When the team began work on rejuvenating the stormwater drain, it resembled an open sewer. There was lots of indiscriminate dumping of garbage, properties running alongside the drain emptied their waste directly into it, and industrial effluents mixed with sewage and rainwater.
“The biggest challenge which we faced in K-100 was reworking the pipe drainage system from open flow to piped flow. We were able to divert sewage away from the drains and 900 trucks of silt were removed,” Prahalad said.
Eventually, he said, the team was able to restore the earlier gradient, which had changed because human waste flowing into stormwater drains had deposited 2 metres of silt.

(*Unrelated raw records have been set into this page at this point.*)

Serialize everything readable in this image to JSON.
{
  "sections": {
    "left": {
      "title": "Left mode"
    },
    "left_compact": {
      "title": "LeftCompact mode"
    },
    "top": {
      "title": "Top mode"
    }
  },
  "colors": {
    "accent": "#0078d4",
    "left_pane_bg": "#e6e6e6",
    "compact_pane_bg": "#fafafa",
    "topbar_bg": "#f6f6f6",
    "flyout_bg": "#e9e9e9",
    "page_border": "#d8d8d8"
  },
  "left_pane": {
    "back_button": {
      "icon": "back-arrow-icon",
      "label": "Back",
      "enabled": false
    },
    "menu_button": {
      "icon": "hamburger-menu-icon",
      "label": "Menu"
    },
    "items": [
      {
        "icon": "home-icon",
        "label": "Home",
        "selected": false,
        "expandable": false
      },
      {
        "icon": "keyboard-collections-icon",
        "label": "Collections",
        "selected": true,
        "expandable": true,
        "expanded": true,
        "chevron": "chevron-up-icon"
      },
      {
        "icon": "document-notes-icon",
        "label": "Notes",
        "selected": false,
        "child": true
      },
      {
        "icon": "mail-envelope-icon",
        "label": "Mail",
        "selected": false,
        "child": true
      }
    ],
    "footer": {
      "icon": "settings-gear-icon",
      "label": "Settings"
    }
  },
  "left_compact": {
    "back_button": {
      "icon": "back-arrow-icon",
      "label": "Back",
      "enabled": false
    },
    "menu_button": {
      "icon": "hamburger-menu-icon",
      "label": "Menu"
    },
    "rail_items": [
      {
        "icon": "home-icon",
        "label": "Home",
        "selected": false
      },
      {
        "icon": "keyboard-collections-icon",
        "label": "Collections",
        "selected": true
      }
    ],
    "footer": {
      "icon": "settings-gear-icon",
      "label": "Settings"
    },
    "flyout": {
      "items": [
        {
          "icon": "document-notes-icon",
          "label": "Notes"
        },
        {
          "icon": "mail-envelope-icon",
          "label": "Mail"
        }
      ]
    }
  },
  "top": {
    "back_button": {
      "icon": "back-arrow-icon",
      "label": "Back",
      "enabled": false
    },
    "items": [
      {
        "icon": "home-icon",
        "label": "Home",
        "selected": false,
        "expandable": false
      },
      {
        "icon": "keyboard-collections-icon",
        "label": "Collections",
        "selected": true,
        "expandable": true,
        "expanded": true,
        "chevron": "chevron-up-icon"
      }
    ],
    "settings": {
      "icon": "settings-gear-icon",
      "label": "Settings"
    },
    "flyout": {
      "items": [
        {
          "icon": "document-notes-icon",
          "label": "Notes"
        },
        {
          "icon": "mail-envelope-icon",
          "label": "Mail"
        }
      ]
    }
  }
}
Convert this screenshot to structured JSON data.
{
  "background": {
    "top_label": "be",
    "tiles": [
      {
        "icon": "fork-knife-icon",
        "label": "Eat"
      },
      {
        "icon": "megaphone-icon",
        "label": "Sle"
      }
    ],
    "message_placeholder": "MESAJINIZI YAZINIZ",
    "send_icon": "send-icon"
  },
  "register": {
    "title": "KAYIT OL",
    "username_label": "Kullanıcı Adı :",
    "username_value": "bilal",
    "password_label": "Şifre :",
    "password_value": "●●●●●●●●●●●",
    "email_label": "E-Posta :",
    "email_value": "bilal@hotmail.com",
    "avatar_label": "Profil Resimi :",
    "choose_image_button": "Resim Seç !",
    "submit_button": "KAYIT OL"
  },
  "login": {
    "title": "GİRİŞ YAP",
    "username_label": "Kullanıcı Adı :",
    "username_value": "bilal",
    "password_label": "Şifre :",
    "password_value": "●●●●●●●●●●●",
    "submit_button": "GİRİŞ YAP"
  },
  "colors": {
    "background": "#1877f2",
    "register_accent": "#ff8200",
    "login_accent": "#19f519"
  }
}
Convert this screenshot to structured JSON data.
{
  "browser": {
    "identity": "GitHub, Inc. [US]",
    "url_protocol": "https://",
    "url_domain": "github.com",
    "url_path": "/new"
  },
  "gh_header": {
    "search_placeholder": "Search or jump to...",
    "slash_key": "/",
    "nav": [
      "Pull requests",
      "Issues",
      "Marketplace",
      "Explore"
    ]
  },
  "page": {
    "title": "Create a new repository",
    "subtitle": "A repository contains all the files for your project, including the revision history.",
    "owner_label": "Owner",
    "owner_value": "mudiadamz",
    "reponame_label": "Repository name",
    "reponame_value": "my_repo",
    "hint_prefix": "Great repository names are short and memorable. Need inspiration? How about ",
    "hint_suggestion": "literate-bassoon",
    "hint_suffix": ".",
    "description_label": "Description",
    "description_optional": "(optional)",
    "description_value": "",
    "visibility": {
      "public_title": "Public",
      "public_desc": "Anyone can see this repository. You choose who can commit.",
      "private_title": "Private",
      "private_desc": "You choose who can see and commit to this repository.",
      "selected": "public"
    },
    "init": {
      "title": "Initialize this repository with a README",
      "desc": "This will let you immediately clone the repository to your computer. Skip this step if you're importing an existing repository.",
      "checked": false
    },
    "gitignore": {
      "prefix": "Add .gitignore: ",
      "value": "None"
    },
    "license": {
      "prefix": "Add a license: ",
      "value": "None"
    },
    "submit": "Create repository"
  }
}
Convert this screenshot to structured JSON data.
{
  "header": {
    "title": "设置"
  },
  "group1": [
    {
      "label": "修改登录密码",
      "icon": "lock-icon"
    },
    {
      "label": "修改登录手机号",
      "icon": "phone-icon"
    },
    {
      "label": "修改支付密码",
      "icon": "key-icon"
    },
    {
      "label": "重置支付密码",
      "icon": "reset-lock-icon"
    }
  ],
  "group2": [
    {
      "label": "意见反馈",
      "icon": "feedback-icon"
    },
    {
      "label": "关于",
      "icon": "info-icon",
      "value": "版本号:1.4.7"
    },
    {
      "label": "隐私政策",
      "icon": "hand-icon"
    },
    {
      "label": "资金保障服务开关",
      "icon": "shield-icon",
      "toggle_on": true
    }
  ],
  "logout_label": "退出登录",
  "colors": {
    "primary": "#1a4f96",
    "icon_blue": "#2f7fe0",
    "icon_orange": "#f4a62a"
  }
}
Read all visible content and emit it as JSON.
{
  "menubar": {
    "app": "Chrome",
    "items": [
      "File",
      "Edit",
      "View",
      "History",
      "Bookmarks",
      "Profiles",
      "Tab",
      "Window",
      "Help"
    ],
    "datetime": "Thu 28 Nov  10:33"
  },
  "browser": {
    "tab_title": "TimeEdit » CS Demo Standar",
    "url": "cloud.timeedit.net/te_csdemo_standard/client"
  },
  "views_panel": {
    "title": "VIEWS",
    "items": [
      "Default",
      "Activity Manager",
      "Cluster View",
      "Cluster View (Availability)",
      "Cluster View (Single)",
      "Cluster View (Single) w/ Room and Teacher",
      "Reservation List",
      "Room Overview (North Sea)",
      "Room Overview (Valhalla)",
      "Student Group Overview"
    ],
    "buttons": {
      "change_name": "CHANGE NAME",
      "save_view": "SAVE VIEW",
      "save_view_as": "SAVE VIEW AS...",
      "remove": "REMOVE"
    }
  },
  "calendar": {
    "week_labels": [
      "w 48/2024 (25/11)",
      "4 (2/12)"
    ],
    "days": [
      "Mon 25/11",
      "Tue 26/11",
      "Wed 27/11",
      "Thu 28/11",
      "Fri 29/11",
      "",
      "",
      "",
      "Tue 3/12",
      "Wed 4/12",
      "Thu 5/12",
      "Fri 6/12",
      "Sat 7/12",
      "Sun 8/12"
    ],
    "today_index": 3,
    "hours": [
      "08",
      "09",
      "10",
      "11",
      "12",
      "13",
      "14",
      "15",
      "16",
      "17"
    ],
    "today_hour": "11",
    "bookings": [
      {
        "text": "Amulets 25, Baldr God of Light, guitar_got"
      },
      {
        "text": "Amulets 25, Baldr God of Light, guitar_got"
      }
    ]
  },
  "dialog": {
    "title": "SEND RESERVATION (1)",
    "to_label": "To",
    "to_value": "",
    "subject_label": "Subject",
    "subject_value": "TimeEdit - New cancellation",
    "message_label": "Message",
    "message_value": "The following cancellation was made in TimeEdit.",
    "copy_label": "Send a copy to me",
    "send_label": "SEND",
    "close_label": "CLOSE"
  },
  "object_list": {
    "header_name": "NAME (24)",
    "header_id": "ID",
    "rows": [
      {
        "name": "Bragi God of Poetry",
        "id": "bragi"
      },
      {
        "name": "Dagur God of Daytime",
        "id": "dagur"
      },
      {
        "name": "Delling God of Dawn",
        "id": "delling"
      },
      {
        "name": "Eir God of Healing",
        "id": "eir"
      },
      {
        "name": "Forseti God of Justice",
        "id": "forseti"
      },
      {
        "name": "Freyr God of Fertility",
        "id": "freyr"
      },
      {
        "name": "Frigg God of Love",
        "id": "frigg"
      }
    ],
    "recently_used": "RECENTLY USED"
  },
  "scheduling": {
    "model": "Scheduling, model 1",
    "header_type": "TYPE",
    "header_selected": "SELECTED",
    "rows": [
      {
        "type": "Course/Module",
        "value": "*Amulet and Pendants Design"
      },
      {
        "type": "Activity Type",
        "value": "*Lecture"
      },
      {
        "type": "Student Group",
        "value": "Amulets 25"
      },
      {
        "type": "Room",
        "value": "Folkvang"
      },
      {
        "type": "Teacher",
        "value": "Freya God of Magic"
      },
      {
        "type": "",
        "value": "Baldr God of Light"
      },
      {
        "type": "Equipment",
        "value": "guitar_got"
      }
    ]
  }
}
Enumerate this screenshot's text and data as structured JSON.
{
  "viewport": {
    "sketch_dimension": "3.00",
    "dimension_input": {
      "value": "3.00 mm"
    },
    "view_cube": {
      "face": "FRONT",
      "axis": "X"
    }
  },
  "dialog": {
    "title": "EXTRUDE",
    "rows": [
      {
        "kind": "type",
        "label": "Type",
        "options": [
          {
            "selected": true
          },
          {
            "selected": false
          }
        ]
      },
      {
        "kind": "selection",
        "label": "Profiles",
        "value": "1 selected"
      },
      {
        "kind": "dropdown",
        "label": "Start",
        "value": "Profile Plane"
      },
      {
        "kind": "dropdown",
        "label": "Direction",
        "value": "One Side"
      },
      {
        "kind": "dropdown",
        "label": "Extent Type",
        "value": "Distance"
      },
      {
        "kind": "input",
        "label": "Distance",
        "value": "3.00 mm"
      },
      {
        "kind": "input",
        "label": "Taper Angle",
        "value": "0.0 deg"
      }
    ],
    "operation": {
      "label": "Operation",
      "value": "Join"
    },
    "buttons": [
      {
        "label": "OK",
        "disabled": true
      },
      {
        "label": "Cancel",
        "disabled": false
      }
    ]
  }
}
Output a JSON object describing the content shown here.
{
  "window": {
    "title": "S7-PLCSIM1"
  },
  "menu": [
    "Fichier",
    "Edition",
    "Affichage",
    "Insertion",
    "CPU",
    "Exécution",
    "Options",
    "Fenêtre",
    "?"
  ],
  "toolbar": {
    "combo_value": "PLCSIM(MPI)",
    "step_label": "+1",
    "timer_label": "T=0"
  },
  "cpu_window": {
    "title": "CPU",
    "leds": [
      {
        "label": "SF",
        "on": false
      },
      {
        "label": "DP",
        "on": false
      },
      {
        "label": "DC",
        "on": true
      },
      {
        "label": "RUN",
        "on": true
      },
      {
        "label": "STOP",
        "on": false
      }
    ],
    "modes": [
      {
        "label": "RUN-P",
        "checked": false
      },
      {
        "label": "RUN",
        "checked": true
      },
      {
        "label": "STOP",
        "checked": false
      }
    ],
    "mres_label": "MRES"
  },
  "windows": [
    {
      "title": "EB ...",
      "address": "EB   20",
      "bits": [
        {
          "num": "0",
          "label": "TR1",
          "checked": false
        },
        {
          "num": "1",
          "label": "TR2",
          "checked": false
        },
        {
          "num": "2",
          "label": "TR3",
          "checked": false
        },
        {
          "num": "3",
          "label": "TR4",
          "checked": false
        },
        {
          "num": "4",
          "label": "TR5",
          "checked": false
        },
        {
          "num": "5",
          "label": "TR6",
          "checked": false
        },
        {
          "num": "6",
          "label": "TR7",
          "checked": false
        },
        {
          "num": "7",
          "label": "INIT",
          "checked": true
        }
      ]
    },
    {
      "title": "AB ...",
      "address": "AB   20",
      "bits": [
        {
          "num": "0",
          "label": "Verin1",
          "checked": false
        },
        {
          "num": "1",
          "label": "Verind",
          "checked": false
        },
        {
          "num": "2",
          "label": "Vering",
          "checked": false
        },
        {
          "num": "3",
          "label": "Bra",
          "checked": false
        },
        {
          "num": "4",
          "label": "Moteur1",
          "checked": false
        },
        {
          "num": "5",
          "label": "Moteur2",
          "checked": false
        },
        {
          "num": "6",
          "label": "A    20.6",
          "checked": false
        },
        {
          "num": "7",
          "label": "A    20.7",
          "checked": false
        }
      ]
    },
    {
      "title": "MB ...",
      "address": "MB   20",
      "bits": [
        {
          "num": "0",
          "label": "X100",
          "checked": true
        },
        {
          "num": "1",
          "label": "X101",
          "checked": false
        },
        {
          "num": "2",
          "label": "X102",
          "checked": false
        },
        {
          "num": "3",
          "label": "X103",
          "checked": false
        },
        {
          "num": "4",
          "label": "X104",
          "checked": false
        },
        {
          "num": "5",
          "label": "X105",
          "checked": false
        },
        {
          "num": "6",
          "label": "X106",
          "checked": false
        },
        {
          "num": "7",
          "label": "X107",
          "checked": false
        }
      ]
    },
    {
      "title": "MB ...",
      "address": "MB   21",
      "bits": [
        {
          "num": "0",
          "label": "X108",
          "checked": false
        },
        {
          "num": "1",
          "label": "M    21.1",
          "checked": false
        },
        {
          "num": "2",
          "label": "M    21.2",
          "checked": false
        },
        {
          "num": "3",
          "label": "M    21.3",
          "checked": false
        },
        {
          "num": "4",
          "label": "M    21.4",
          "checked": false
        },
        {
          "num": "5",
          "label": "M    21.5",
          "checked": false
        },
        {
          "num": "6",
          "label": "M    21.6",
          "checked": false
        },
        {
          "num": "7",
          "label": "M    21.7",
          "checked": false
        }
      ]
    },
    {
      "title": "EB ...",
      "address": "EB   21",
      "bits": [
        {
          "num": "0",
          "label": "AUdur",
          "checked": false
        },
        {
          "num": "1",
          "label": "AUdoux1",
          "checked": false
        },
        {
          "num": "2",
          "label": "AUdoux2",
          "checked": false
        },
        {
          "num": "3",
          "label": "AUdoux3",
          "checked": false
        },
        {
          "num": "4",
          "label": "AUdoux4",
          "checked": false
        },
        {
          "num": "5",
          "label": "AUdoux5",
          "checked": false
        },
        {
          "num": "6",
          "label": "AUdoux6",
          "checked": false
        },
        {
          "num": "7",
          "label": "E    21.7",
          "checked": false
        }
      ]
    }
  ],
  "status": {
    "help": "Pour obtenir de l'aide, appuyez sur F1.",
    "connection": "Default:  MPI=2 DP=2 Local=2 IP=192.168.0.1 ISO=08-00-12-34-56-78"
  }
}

With this extra silt gone, the drainage system was able to flow smoothly.
“Before this, areas along the drain, including Koramangala, were getting flooded every year,” he said.
Restoring Bengaluru’s ‘water heritage’, with public help
With Bengaluru urbanising at a fast pace, the original rajakaluves or traditional irrigation canals like K-100 have narrowed down and are choked with bottlenecks.
Prahalad believes that replicating the process used for K-100 in these canals could yield great results, but it will also need buy-in from the people.
“[K-100] is definitely a model. But first of all, the public should come forward and say that our rajakaluves should be sewage-free. If sewage is removed from stormwater drains, we can go in for desilting and have an artificial river. If groundwater enrichment happens it will help in reducing floods and we can bring back the glory of the river system in this city,” he said.
Nidhi Bhatnagar, an urban designer from the Mod Foundation, also said that the premise of the project was to connect the city and its people to their “water heritage”, but that many are unaware it even exists.
“If you don’t know there is a water body flowing in a specific place since it is fenced off, how do you even let people know that this is something that is theirs?” she asked.
For inspiration, the team looked at examples from China, Korea, and the Philippines.
One aspect that stood out was that public participation is a key aspect of the success of waterway renewal projects.
“What was interesting about the [renewal of the] Pasig River in Manila was that it was quite charged with public participation,” said Narasimhan.
In the K-100 project, several city and state agencies worked together and collaborated to create awareness amongst people living on either side of the drain.
Now, communities contribute plants to the planters lined along the walls and enjoy the open spaces. In the years the project has been running, the team has seen a significant reduction of sewage and waste going into the stormwater drain.
“Unless you take out the sewage, the solid waste, and the silt out of existing drains, no scheme will work. All you have to do is this, and 80 per cent of the problem will be resolved,” said Narasimhan. “Encroachment is one part of it. The real bigger problem is silt, solid waste and sewage and the need to keep widening the width of the channel as you go along.”
Narasimhan added that sifting through examples from other countries revealed the importance of natural water systems to remediate drains and the use of artificial wetlands to clean and filter the water.
“This is an important thing we need to bring to India, it is called constructed wetlands,” said Narasimhan. “We often assume that the only way to treat wastewater or liquid waste is through expensive membrane-based water treatment plants which need electricity and dosing of chemicals.”
“The guiding principle of this project was that we have to move from a grey to a green infrastructure paradigm. We must bring the public into public infrastructure,” the architect further said.
(Edited by Asavari Singh)